TASK REQUIREMENTS → Every line of the entries below that mentions "subtitle" is to be copied out.

DATA RECORDS →
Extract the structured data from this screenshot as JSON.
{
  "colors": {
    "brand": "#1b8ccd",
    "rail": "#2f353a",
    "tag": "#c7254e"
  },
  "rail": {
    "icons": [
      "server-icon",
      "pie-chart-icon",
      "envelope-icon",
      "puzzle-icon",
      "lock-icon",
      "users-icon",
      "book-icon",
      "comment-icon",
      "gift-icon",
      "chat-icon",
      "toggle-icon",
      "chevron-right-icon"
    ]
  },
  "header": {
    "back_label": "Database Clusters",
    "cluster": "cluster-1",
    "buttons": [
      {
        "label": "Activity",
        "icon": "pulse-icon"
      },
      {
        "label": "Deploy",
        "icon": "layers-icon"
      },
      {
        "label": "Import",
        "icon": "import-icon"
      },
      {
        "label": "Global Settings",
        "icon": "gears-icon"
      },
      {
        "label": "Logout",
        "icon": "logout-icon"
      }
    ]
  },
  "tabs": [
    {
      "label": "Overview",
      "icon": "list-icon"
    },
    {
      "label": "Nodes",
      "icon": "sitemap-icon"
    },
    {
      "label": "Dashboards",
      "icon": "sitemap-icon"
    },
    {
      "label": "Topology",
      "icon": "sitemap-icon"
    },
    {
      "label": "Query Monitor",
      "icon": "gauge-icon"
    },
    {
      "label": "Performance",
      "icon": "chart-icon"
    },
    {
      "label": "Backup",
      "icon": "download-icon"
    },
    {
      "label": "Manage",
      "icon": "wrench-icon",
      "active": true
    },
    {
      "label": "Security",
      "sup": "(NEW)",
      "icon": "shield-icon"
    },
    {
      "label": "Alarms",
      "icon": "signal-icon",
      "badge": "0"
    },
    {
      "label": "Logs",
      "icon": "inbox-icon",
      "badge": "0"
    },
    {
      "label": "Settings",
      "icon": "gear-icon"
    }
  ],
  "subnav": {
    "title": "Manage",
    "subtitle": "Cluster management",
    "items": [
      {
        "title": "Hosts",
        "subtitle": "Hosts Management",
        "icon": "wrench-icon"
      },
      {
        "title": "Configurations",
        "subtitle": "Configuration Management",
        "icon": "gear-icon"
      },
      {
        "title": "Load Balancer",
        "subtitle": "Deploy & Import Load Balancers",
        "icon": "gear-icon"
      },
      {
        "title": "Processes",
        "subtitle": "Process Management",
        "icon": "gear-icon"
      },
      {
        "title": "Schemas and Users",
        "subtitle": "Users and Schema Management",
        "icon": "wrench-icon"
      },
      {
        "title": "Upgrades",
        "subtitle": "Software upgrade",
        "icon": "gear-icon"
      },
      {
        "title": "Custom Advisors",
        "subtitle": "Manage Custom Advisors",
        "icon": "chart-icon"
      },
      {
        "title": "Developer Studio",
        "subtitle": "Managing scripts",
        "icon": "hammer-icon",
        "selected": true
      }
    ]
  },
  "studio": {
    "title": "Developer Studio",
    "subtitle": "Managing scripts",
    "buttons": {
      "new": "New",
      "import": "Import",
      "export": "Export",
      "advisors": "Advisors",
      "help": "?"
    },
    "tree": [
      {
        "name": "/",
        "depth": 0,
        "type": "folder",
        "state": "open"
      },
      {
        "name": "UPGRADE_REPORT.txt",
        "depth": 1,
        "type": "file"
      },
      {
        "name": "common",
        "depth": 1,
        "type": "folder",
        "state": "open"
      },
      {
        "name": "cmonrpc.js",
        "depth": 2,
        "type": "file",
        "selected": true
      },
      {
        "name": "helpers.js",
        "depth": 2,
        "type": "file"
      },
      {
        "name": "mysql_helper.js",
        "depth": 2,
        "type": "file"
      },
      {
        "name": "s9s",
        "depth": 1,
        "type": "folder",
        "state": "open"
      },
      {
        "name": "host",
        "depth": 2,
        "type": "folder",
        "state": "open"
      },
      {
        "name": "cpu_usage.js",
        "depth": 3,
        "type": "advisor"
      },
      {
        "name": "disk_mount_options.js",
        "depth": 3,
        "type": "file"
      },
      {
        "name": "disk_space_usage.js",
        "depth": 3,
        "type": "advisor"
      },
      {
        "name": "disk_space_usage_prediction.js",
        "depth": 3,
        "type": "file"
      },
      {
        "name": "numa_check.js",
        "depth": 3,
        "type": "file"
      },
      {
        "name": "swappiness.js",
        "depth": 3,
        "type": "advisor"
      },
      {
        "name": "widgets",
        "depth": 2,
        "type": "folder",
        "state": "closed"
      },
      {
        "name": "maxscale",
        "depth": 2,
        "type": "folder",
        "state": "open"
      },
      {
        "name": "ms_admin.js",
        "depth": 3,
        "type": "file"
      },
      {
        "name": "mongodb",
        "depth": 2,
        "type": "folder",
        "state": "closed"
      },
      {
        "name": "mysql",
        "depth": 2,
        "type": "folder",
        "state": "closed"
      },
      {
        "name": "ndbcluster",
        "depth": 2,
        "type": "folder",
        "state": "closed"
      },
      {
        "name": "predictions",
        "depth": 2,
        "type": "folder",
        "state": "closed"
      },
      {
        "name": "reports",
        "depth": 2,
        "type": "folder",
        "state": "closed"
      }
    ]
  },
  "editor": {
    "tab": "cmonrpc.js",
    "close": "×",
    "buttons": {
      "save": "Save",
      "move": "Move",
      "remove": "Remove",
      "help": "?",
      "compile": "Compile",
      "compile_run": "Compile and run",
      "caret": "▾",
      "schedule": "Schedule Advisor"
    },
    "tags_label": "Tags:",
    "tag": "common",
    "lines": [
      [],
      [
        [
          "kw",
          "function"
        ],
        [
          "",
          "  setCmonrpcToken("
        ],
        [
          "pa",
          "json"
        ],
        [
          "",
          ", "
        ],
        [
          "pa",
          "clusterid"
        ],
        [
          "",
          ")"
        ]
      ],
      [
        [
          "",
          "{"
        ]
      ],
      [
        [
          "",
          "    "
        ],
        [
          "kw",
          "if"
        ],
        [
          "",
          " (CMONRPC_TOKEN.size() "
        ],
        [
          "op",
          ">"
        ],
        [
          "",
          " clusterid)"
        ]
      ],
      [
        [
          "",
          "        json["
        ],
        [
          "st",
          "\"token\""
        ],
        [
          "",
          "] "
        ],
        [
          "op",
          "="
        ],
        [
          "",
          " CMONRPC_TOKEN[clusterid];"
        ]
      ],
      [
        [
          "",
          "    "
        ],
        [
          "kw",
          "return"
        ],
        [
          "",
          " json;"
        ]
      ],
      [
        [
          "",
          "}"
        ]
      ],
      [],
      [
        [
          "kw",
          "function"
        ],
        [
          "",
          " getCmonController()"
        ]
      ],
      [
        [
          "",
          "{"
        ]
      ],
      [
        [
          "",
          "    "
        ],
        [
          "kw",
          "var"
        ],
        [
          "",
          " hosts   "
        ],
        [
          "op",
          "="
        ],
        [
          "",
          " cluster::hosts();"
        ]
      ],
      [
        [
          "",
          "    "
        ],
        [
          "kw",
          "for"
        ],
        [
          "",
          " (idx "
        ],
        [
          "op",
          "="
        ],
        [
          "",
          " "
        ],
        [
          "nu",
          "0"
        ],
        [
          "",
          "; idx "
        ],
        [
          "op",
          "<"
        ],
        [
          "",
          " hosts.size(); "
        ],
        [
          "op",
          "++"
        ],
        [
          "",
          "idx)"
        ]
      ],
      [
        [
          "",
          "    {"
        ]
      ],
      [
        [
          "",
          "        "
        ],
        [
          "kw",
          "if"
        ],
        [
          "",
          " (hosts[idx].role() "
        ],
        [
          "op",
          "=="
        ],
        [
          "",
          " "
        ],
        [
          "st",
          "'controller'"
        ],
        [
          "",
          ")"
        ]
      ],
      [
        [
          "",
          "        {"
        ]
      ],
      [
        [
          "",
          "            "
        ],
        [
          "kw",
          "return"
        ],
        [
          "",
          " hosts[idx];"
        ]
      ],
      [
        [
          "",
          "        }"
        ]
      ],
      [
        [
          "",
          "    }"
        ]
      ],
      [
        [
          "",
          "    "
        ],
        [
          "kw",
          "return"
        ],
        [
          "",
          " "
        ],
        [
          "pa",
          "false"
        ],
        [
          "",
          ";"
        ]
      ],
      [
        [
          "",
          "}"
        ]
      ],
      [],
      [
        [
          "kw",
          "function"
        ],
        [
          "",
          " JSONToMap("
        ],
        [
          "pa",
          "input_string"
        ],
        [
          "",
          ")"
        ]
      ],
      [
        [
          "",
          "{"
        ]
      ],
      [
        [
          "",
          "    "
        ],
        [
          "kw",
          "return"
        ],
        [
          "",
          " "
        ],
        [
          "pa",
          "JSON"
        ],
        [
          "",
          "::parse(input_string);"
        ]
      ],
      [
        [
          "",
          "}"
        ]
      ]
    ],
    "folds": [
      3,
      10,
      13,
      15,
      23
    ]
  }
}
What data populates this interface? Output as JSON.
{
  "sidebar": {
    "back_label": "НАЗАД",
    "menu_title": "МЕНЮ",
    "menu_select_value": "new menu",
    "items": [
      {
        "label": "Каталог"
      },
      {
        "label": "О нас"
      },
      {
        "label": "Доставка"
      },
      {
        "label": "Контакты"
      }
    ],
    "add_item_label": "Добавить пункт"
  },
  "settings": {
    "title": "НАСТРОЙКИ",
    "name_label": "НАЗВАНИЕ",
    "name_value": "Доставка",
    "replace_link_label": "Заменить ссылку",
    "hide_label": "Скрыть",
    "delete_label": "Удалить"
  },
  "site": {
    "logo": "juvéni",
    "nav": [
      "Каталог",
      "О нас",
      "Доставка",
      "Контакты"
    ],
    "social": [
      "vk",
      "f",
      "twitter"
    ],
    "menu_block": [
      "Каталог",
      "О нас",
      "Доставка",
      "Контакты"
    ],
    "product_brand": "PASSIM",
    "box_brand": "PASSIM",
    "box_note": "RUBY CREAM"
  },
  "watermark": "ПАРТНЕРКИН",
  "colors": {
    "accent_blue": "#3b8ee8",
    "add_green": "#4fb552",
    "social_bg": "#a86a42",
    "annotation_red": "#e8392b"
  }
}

ANSWER FOR THE TASK →
    "subtitle": "Cluster management",
        "subtitle": "Hosts Management",
        "subtitle": "Configuration Management",
        "subtitle": "Deploy & Import Load Balancers",
        "subtitle": "Process Management",
        "subtitle": "Users and Schema Management",
        "subtitle": "Software upgrade",
        "subtitle": "Manage Custom Advisors",
        "subtitle": "Managing scripts",
    "subtitle": "Managing scripts",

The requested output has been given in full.